Order Your Next Burger on a Tablet Computer from E La Carte
If you’ve got a touchscreen-based tablet computer, odds are you’ve noticed the way it speeds up tasks like managing e-mail. Doctors and other professionals like them too, for browsing or entering information in the workplace. And now the devices are starting to show up in a more surprising setting—your local burger joint.
E la Carte, a Palo Alto, CA-based startup backed by Y Combinator and prominent Boston and Silicon Valley angel investors, went public today with technology that lets restaurant guests browse pictorial menus, send their orders to the kitchen, and pay their bill from a tablet computer. These aren’t iPads or Galaxy Tabs we’re talking about—they’re splash-proof, drop-proof “Presto” tablets custom-built for restaurant environments, with 18 hours of battery life and built-in credit card readers. E la Carte co-founder Rajat Suri, a former MIT student, says that in beta testing, the system has shaved 7 minutes off the duration of the average meal, meaning restaurants can turn over tables faster. Just as important, guests who use the devices spend 10 to 12 percent more on average (and tip better, too).
“There is not a lot of innovation in restaurants. They’ve been pretty much the same since medieval times,” says Suri. That’s partly because outside engineers don’t understand how restaurants really work—the punishing physical environment, the slim profit margins, and the like. But as part of his product research, Suri actually worked as a waiter in several Cambridge, MA, restaurants, and he says he’s confident the startup has the ingredients of his system right.

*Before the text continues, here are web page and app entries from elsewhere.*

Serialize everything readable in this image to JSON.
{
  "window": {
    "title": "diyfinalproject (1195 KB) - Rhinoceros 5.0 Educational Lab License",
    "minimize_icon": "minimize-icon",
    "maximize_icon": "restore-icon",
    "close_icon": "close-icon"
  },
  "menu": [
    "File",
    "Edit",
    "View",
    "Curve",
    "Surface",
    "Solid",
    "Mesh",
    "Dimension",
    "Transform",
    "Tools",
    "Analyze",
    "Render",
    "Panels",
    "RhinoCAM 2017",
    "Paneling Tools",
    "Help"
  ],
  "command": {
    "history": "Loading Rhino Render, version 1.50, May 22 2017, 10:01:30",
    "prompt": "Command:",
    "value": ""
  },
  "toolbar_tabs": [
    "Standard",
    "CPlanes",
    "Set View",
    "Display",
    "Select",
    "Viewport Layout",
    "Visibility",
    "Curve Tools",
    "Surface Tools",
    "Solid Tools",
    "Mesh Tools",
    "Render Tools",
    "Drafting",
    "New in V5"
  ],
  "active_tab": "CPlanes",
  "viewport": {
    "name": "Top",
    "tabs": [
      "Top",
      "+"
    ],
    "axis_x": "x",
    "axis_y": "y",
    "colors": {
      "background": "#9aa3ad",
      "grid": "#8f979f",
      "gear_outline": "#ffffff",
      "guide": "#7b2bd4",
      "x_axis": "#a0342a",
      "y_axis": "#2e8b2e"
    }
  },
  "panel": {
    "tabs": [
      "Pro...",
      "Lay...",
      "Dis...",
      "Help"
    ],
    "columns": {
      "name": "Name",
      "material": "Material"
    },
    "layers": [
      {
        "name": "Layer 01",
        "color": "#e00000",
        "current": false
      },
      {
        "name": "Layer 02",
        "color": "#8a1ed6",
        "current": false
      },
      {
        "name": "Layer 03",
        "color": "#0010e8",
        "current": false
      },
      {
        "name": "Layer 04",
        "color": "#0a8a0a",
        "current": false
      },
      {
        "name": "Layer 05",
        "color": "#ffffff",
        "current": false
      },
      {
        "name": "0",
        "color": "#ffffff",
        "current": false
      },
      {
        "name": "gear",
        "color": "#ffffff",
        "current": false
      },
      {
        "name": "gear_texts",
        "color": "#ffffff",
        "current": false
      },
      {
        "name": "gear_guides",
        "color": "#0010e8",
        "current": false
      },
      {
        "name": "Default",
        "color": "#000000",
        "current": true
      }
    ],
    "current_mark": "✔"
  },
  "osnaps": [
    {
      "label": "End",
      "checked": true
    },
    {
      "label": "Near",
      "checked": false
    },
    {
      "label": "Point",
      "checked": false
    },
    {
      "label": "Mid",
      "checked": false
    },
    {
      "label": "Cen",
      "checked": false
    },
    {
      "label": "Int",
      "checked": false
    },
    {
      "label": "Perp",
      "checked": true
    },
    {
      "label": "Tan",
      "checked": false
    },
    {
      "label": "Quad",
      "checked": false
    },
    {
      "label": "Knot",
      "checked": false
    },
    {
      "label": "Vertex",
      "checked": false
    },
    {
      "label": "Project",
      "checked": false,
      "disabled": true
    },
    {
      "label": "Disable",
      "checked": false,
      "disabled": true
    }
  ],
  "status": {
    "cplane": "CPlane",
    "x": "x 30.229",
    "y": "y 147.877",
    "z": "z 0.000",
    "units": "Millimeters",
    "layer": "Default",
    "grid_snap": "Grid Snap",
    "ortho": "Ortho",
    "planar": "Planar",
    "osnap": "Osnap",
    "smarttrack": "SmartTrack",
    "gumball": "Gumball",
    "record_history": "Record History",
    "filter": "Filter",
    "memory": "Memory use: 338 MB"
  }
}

“Within three to five years, you will see this technology on 80 percent of restaurant tables,” Suri says. “There are just too many advantages for restaurants not to do it.”
Since beginning a beta test program in February, the company put its devices into 20 restaurants across the U.S., including the SliderBar burger restaurant in downtown Palo Alto. Establishments pay E la Carte a monthly subscription fee to rent the devices and get access to the startup’s Web-based backend, which transmits orders to chefs in the kitchen, handles payments, allows managers to upload new menu items, and so forth. The total expenses comes to “far less than $100 per month per unit,” according to Suri, who says restaurants can quickly recover the system’s cost through increased orders.
Suri started E la Carte in Cambridge in 2009 (our editor-in-chief Bob Buderi met him when the company was still in residence at Dogpatch Labs Cambridge) and moved the company to Silicon Valley last year after the team won admission to the summer class at the Y Combinator venture incubator program. Since finishing the program, the company has staffed up significantly—it has a team of 15 engineers, mostly recent MIT grads—and has won “north of $1 million” in angel backing from investors in Boston and Silicon Valley, according to Suri.
The Boston contingent includes John Landry of Lead Dog Ventures, Roy Rodenstein (Going.com/AOL), and Dave Balter (BzzAgent), while the Bay Area investors include Dave McClure (500 Startups), Joshua Schachter (ex-Delicious/Yahoo), Paul Buchheit (ex-Google), and Steve Huffman and Alexis Ohanian (ex-Reddit). Executives from Applebees and other restaurant chains have also invested, according to Suri.
Putting computer-based ordering systems on restaurant tables isn’t actually a new idea. Nolan Bushnell, the founder of Atari and Chuck E. Cheese’s, launched a device called the “uWink Media Bistro” in 2007, but the large CRT-style screens never caught on and uWink evolved into an entertainment software company called Tapcode. High-end restaurants like Aureole in Las Vegas have also experimented with tablet-PC wine lists.
But until recently, the technology to make table-based ordering practical “has not been around,” says Suri. It took the advent of compact, versatile, Wi-Fi-enabled touchscreen devices like the iPad to show what was possible in restaurants, he says. “You can order, pay, tip, play games, and provide feedback,” says Suri. “There are [mobile] apps that do these different things, but we put them all together and make it easy to use and make it cheap, and that is the key.”
Suri emphasizes that restaurant wait staff won’t be rendered redundant by E la Carte’s technology—they just won’t have to deal with the most mechanical parts of meal transactions. “If guests order on the system, that gives servers the opportunity to provide hospitality in other ways,” Suri says. “We take the boring part away and allow them to relate to their customers better.”
And perhaps earn a higher tip in the process. The E la Carte tablets provide a selection of pre-set tip amounts, all the way up to 22 percent. From beta testing, the startup has found that guests using the devices tip 8 percent more on average.
But the biggest benefit of the system, Suri says, is that it encourages impulse buys—that extra Coke that you might not have ordered if you had been forced to flag down a waiter. “It’s easy to push a couple of buttons and order a soda for $2.50,” says Suri. “Their cost is about 14 cents, so the margin is very high”—which helps makes up for more expensive items like kitchen equipment, cooks, and (now) tablet computers.